If I were to go back to school to take more courses, I think I might take a few courses in orbital mathematics. The number of interesting orbits around masses in space has captured my imagination. Take for example the orbit of the latest NASA orbital space telescope, TESS (Transiting Exoplanet Survey Satellite). The following graphic shows the path as TESS orbits between the earth and moon, checking in with NASA at regular intervals in its 13.7-day revolutions.
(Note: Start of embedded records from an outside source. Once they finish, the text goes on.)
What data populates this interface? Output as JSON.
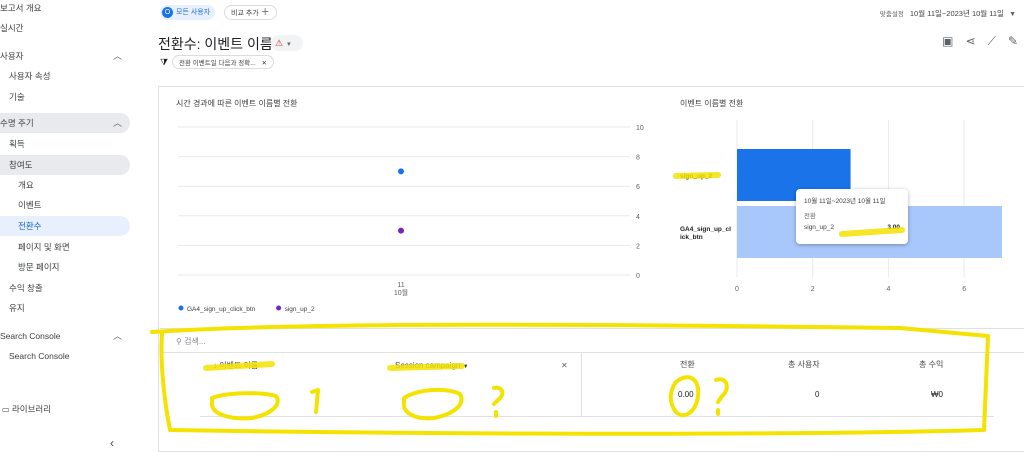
{
  "sidebar": {
    "items": [
      {
        "label": "보고서 개요"
      },
      {
        "label": "실시간"
      },
      {
        "label": "사용자"
      },
      {
        "label": "사용자 속성"
      },
      {
        "label": "기술"
      },
      {
        "label": "수명 주기"
      },
      {
        "label": "획득"
      },
      {
        "label": "참여도"
      },
      {
        "label": "개요"
      },
      {
        "label": "이벤트"
      },
      {
        "label": "전환수"
      },
      {
        "label": "페이지 및 화면"
      },
      {
        "label": "방문 페이지"
      },
      {
        "label": "수익 창출"
      },
      {
        "label": "유지"
      },
      {
        "label": "Search Console"
      },
      {
        "label": "Search Console"
      }
    ],
    "library": "라이브러리"
  },
  "topbar": {
    "all_users": "모든 사용자",
    "compare": "비교 추가",
    "date_custom": "맞춤설정",
    "date_range": "10월 11일~2023년 10월 11일"
  },
  "page": {
    "title": "전환수: 이벤트 이름",
    "filter": "전환 이벤트일 다음과 정확..."
  },
  "line_chart": {
    "title": "시간 경과에 따른 이벤트 이름별 전환",
    "x_tick_day": "11",
    "x_tick_month": "10월"
  },
  "bar_chart": {
    "title": "이벤트 이름별 전환",
    "tooltip": {
      "date": "10월 11일~2023년 10월 11일",
      "metric": "전환",
      "name": "sign_up_2",
      "value": "3.00"
    }
  },
  "chart_data": [
    {
      "type": "scatter",
      "title": "시간 경과에 따른 이벤트 이름별 전환",
      "x": [
        "11 10월"
      ],
      "ylim": [
        0,
        10
      ],
      "yticks": [
        "10",
        "8",
        "6",
        "4",
        "2",
        "0"
      ],
      "series": [
        {
          "name": "GA4_sign_up_click_btn",
          "values": [
            7
          ],
          "color": "#1a73e8"
        },
        {
          "name": "sign_up_2",
          "values": [
            3
          ],
          "color": "#7627bb"
        }
      ],
      "legend_position": "bottom-left",
      "grid": true
    },
    {
      "type": "bar",
      "orientation": "horizontal",
      "title": "이벤트 이름별 전환",
      "categories": [
        "sign_up_2",
        "GA4_sign_up_click_btn"
      ],
      "category_labels": [
        "sign_up_2",
        "GA4_sign_up_cl\nick_btn"
      ],
      "values": [
        3,
        7
      ],
      "xlim": [
        0,
        7
      ],
      "xticks": [
        "0",
        "2",
        "4",
        "6"
      ],
      "colors": [
        "#1a73e8",
        "#a8c7fa"
      ],
      "grid": true
    }
  ],
  "table": {
    "search_placeholder": "검색...",
    "headers": {
      "event_name": "이벤트 이름",
      "session_campaign": "Session campaign",
      "conversions": "전환",
      "total_users": "총 사용자",
      "total_revenue": "총 수익"
    },
    "totals": {
      "conversions": "0.00",
      "total_users": "0",
      "total_revenue": "₩0"
    }
  }
}
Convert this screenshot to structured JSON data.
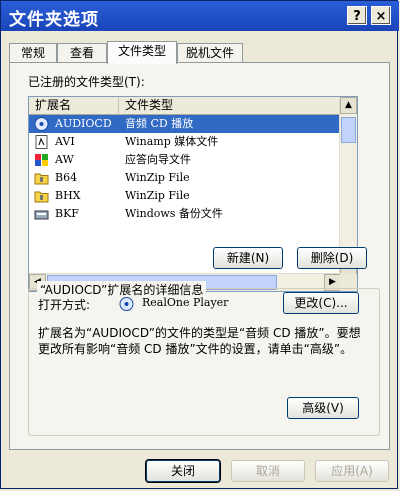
{
  "window": {
    "title": "文件夹选项",
    "help_glyph": "?",
    "close_glyph": "×"
  },
  "tabs": [
    {
      "label": "常规"
    },
    {
      "label": "查看"
    },
    {
      "label": "文件类型",
      "active": true
    },
    {
      "label": "脱机文件"
    }
  ],
  "registered_label": "已注册的文件类型(T):",
  "list": {
    "columns": [
      "扩展名",
      "文件类型"
    ],
    "rows": [
      {
        "ext": "AUDIOCD",
        "type": "音频 CD 播放",
        "icon": "audiocd-icon",
        "selected": true
      },
      {
        "ext": "AVI",
        "type": "Winamp 媒体文件",
        "icon": "media-file-icon"
      },
      {
        "ext": "AW",
        "type": "应答向导文件",
        "icon": "wizard-file-icon"
      },
      {
        "ext": "B64",
        "type": "WinZip File",
        "icon": "winzip-folder-icon"
      },
      {
        "ext": "BHX",
        "type": "WinZip File",
        "icon": "winzip-folder-icon"
      },
      {
        "ext": "BKF",
        "type": "Windows 备份文件",
        "icon": "backup-file-icon"
      }
    ],
    "scroll_up": "▲",
    "scroll_down": "▼",
    "scroll_left": "◀",
    "scroll_right": "▶"
  },
  "buttons": {
    "new": "新建(N)",
    "delete": "删除(D)",
    "change": "更改(C)...",
    "advanced": "高级(V)",
    "close": "关闭",
    "cancel": "取消",
    "apply": "应用(A)"
  },
  "details": {
    "title": "“AUDIOCD”扩展名的详细信息",
    "open_with_label": "打开方式:",
    "open_with_app": "RealOne Player",
    "description": "扩展名为“AUDIOCD”的文件的类型是“音频 CD 播放”。要想更改所有影响“音频 CD 播放”文件的设置，请单击“高级”。"
  },
  "colors": {
    "titlebar": "#1a44b8",
    "selection": "#316ac5",
    "face": "#ece9d8"
  }
}
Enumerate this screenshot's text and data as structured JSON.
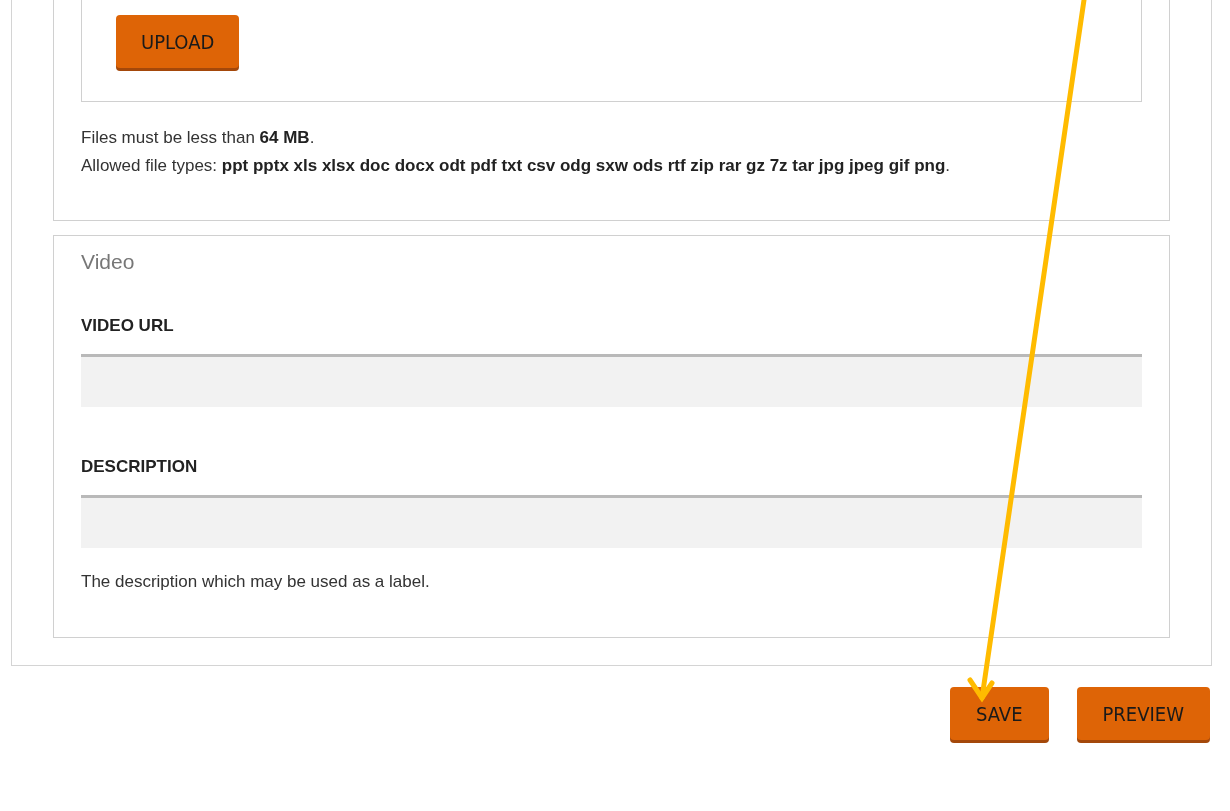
{
  "upload": {
    "button": "UPLOAD"
  },
  "file_rules": [
    "Files must be less than **64 MB**.",
    "Allowed file types: **ppt pptx xls xlsx doc docx odt pdf txt csv odg sxw ods rtf zip rar gz 7z tar jpg jpeg gif png**."
  ],
  "video": {
    "legend": "Video",
    "fields": [
      {
        "label": "VIDEO URL"
      },
      {
        "label": "DESCRIPTION",
        "help": "The description which may be used as a label."
      }
    ]
  },
  "buttons": [
    "SAVE",
    "PREVIEW"
  ],
  "annotation": {
    "kind": "arrow",
    "color": "#ffbb00"
  }
}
TESS will be launched April 16, 2018 and will be NASA’s latest space-telescope. It will spend much of its time looking for planets outside of our solar system. Kepler, a similar space-telescope identified more than 5,000 potential exo-planets and TESS is expected to find even more and will focus on finding potentially habitable planets. Once enough potentially habitable planets have been found, scientists can begin to focus on the most promising planets for potential colonization. Of course, none of this will be easy since even the closest of these planets will be several hundred light years away. Someone needs to begin to work on that Warp-Drive to make it possible to quickly visit some of these distant planets.